• What you are asked to do: Only lines with the string "Certification" should be returned from the data below.

• Listed entries:

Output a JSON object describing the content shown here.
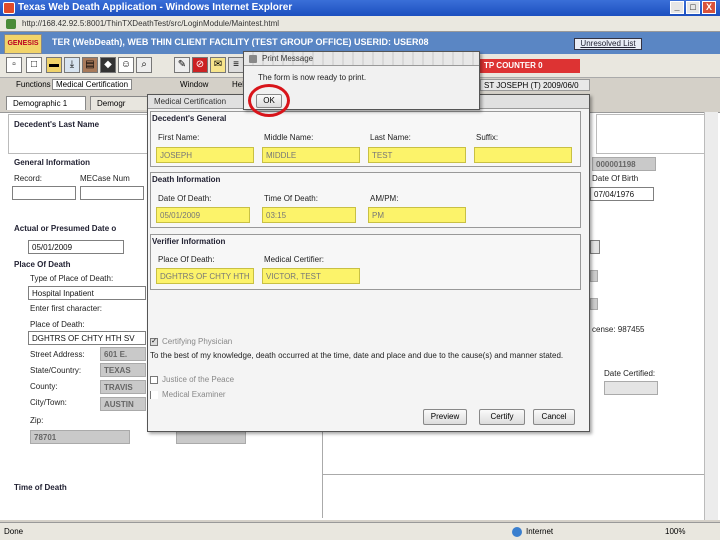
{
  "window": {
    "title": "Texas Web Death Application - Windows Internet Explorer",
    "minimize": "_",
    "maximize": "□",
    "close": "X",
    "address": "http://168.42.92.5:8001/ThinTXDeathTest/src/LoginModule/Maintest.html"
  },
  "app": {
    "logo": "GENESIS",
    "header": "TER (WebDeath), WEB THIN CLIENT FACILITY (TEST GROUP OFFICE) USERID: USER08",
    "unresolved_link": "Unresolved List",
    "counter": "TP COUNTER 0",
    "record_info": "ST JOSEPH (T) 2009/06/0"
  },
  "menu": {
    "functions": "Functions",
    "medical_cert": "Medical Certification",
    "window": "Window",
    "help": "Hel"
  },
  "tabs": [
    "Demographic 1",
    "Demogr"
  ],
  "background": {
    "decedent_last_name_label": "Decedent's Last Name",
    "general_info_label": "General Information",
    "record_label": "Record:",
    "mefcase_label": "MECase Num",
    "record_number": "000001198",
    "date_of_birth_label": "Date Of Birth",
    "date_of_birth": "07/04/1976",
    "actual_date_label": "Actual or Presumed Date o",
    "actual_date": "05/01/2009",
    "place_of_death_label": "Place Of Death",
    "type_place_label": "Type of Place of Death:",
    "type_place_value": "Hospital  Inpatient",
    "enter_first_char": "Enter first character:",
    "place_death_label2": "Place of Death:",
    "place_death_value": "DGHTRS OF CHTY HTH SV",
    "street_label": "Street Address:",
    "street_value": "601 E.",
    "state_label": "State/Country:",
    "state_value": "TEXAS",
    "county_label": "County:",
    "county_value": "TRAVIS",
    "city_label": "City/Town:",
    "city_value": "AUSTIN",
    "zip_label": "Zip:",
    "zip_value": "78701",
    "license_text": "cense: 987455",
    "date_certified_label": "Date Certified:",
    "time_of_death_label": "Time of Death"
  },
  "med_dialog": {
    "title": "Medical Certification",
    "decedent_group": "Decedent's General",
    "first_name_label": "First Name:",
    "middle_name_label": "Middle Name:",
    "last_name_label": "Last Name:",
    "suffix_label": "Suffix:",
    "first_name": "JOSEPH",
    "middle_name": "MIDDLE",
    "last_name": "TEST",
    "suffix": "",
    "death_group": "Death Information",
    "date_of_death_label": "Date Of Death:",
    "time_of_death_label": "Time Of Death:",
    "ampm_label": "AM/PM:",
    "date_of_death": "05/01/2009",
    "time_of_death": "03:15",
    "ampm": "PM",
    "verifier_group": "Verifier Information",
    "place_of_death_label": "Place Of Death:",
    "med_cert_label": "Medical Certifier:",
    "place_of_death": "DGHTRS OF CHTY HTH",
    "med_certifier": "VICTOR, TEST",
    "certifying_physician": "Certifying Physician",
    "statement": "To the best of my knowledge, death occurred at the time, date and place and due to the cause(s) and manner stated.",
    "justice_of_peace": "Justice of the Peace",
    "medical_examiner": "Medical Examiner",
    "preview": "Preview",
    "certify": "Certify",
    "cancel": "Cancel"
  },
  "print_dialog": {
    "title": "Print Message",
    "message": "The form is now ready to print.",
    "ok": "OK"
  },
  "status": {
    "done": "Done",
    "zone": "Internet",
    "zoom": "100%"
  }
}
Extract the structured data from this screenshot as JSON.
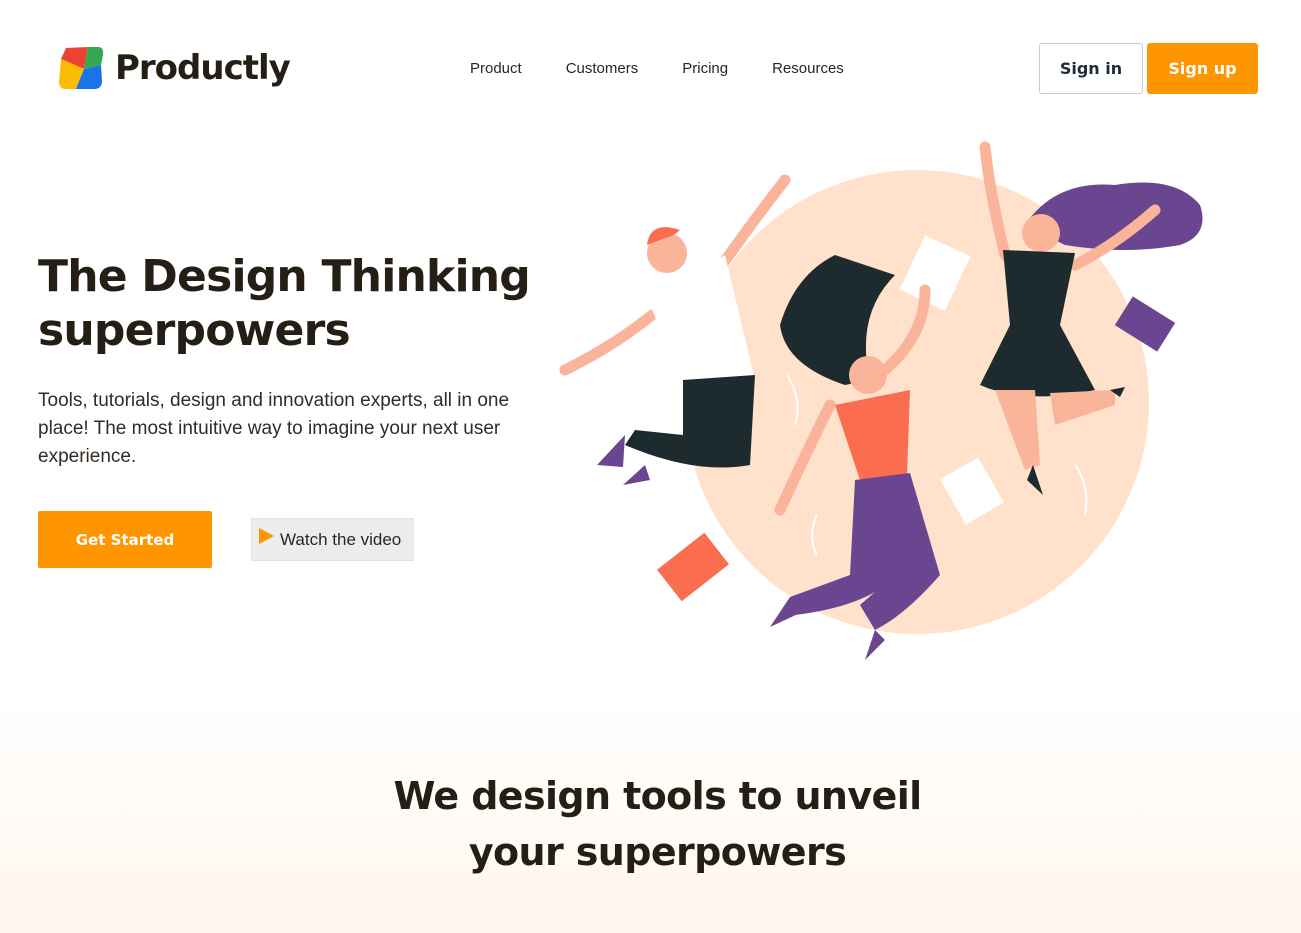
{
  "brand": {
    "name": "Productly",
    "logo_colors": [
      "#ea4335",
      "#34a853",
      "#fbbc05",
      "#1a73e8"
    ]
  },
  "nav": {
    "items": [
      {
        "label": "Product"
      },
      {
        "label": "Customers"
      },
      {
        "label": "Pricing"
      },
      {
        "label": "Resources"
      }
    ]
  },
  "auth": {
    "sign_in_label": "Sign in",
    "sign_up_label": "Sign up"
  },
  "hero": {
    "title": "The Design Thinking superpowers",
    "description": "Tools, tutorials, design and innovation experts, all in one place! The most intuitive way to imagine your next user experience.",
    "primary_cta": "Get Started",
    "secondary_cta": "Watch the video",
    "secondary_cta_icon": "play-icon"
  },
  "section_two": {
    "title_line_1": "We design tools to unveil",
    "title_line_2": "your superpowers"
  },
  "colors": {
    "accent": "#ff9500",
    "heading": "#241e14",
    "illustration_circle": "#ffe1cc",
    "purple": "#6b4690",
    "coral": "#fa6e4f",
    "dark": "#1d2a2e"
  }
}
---
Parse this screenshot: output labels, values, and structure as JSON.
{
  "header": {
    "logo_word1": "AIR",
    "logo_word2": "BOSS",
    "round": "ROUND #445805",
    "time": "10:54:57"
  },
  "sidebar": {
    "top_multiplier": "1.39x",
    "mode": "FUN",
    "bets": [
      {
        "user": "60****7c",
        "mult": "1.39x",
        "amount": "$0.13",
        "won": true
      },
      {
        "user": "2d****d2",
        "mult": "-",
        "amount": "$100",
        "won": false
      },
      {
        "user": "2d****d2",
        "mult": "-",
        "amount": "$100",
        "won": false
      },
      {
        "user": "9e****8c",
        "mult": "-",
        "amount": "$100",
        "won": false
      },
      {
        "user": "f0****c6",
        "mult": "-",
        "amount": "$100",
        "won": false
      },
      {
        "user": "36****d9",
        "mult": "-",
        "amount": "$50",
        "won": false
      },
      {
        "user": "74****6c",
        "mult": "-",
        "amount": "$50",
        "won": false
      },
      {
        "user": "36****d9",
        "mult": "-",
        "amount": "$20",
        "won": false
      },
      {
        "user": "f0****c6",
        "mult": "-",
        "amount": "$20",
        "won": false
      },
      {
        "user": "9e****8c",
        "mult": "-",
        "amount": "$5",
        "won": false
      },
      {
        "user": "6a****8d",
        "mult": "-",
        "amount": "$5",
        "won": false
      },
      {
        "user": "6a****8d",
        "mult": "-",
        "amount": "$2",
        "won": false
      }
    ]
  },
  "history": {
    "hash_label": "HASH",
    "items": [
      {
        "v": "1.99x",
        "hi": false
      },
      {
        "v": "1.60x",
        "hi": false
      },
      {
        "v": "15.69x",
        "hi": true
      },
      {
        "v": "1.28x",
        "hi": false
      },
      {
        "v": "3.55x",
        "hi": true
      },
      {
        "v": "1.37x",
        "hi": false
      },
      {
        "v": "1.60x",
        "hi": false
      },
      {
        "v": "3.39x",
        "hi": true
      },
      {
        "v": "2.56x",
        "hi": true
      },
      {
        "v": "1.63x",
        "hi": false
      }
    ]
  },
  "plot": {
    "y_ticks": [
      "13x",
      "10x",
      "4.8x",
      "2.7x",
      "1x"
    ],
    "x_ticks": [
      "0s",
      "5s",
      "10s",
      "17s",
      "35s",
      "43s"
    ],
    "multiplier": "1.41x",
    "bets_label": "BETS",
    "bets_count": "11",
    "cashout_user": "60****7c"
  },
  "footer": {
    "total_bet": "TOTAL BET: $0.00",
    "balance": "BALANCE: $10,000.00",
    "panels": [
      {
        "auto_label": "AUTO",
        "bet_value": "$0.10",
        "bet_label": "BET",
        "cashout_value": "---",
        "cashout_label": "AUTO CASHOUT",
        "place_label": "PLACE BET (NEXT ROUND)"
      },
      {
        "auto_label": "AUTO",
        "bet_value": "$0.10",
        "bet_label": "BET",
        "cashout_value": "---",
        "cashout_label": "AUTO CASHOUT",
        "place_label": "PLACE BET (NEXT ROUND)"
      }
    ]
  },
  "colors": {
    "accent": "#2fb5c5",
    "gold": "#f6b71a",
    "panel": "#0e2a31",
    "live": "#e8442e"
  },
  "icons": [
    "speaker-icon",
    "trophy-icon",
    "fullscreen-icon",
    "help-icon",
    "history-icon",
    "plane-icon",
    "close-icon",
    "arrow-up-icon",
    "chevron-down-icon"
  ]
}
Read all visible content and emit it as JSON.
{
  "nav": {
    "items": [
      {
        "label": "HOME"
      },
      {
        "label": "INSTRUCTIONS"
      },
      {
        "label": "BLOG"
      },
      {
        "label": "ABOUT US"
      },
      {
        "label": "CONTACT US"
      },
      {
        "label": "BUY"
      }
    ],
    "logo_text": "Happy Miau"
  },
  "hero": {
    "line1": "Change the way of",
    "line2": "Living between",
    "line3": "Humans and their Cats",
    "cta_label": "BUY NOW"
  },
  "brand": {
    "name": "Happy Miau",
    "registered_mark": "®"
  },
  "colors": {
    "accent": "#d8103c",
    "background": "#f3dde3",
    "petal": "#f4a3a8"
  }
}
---
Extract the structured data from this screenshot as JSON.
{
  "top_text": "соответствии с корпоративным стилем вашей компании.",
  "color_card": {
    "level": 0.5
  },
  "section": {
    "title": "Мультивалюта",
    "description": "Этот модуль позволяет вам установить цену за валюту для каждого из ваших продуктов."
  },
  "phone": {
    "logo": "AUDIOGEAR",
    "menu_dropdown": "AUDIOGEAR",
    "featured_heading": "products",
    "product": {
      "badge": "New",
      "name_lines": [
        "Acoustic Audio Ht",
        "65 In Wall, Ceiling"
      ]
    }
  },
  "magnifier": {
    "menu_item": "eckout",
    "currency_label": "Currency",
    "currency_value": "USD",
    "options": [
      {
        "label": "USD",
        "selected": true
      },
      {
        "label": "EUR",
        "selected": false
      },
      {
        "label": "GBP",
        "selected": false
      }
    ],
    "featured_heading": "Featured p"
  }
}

• Answer below:
    "medical_cert": "Medical Certification",
    "title": "Medical Certification",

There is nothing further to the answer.